Exercise objective ::
Check each line of the entries below for the word "after", and copy out the ones that have it.
[Dataset records — start]
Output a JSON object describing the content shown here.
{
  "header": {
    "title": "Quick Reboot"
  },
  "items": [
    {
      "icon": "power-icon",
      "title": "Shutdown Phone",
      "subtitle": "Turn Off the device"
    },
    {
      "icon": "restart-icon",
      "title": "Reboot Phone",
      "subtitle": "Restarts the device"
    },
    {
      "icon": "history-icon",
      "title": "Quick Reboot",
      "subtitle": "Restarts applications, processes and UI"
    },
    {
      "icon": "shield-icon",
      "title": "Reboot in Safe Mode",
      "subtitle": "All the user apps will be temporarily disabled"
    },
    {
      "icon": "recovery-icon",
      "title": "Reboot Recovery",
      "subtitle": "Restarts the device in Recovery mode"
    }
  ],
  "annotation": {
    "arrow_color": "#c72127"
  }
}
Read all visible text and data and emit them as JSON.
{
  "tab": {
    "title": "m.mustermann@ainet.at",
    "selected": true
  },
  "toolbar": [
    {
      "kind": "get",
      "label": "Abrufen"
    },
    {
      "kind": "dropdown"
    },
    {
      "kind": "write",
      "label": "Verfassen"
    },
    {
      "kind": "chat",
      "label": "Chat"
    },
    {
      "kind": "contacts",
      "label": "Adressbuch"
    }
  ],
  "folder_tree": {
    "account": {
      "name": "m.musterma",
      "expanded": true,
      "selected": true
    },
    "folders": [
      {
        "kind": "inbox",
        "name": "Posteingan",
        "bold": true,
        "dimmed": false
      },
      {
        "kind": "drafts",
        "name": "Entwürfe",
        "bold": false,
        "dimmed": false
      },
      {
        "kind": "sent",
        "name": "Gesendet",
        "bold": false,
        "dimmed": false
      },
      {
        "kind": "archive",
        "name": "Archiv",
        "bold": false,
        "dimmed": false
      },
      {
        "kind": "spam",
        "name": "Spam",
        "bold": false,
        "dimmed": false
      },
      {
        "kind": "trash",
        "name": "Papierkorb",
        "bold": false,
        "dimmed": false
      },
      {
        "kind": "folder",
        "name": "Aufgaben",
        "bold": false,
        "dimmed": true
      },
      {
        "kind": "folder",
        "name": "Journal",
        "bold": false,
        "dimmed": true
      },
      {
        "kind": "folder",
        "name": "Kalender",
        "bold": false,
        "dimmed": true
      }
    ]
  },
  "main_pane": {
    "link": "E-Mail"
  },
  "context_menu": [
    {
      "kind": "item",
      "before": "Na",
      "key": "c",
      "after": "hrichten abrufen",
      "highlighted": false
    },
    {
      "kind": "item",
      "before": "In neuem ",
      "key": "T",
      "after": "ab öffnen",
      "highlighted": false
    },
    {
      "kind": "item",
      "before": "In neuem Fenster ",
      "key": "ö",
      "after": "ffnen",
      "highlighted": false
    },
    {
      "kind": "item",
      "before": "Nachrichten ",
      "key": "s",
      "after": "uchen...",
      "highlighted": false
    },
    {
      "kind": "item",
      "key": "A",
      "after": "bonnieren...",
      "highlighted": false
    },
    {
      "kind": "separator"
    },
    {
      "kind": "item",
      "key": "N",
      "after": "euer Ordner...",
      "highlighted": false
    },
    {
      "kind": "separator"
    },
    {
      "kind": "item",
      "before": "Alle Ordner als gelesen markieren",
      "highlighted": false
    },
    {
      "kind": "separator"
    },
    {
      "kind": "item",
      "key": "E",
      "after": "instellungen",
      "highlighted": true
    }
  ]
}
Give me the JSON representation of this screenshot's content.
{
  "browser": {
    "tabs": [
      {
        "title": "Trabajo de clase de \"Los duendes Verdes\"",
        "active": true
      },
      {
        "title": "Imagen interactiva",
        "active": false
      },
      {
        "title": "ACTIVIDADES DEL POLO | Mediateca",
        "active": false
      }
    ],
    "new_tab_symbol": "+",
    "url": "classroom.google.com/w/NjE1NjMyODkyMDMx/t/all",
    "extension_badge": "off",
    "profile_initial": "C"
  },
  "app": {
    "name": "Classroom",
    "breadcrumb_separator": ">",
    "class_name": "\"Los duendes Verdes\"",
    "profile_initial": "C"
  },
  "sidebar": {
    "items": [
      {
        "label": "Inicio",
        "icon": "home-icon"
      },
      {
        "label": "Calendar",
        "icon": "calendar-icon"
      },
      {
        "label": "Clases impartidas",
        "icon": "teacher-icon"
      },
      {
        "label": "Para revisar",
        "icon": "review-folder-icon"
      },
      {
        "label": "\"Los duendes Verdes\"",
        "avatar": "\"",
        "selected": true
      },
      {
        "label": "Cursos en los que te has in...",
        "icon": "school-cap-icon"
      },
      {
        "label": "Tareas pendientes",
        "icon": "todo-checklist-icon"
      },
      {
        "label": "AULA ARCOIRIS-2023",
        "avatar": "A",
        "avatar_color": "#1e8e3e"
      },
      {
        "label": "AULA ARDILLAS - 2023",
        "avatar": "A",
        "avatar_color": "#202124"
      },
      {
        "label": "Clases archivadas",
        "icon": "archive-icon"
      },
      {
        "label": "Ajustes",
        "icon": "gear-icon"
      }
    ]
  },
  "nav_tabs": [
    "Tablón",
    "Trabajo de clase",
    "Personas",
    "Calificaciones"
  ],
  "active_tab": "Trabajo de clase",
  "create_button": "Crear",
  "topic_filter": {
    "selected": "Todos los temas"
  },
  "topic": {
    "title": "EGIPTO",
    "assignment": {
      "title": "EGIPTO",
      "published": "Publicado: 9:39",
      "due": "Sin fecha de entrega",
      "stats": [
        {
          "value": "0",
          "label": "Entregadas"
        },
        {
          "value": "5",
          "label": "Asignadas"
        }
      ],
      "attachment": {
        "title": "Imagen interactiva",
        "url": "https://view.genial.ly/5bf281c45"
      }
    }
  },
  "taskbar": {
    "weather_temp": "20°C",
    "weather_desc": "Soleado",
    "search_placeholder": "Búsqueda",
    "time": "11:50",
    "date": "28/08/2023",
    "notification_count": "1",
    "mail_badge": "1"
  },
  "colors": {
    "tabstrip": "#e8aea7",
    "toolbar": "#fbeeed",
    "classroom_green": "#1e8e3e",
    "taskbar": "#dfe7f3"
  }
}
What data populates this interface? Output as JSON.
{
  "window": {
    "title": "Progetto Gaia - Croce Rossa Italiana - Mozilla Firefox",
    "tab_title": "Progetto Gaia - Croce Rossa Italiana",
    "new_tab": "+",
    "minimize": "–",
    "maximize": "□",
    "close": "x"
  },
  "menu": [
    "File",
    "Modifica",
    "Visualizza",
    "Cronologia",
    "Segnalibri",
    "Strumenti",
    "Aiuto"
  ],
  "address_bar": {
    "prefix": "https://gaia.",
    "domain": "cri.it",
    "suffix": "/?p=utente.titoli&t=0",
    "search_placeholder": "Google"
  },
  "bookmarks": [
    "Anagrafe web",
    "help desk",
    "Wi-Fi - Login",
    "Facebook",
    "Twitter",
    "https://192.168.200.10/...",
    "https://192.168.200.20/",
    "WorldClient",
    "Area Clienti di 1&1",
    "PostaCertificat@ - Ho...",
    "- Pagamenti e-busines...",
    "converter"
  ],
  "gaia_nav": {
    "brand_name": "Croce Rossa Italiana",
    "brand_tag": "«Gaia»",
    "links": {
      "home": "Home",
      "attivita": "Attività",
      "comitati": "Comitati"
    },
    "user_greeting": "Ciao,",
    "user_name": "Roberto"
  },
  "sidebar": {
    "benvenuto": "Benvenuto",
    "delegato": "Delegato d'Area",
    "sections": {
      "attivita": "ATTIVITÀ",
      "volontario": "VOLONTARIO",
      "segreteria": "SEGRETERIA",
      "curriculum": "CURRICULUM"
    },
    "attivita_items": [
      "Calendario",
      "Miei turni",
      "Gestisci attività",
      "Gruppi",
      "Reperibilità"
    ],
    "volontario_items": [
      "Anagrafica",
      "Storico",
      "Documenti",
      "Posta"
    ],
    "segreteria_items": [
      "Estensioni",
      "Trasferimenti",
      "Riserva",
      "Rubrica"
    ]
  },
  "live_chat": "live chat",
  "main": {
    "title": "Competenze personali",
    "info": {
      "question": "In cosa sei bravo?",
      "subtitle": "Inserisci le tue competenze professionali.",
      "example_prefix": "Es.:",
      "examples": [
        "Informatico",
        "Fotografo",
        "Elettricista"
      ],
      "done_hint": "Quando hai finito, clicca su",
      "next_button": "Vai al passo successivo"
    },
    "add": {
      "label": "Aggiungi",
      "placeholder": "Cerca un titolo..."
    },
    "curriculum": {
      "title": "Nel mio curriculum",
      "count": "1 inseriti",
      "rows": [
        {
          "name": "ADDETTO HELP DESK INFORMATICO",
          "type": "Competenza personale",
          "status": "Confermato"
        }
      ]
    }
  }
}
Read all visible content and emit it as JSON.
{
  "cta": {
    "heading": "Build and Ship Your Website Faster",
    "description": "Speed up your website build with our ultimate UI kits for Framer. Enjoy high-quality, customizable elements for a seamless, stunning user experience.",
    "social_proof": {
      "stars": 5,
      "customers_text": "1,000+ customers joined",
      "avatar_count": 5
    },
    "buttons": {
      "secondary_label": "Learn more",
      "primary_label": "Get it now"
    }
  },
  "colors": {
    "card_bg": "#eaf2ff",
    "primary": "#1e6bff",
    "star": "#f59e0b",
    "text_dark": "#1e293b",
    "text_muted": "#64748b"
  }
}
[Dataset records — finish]
Response to the exercise ::
      "after": "hrichten abrufen",
      "after": "ab öffnen",
      "after": "ffnen",
      "after": "uchen...",
      "after": "bonnieren...",
      "after": "euer Ordner...",
      "after": "instellungen",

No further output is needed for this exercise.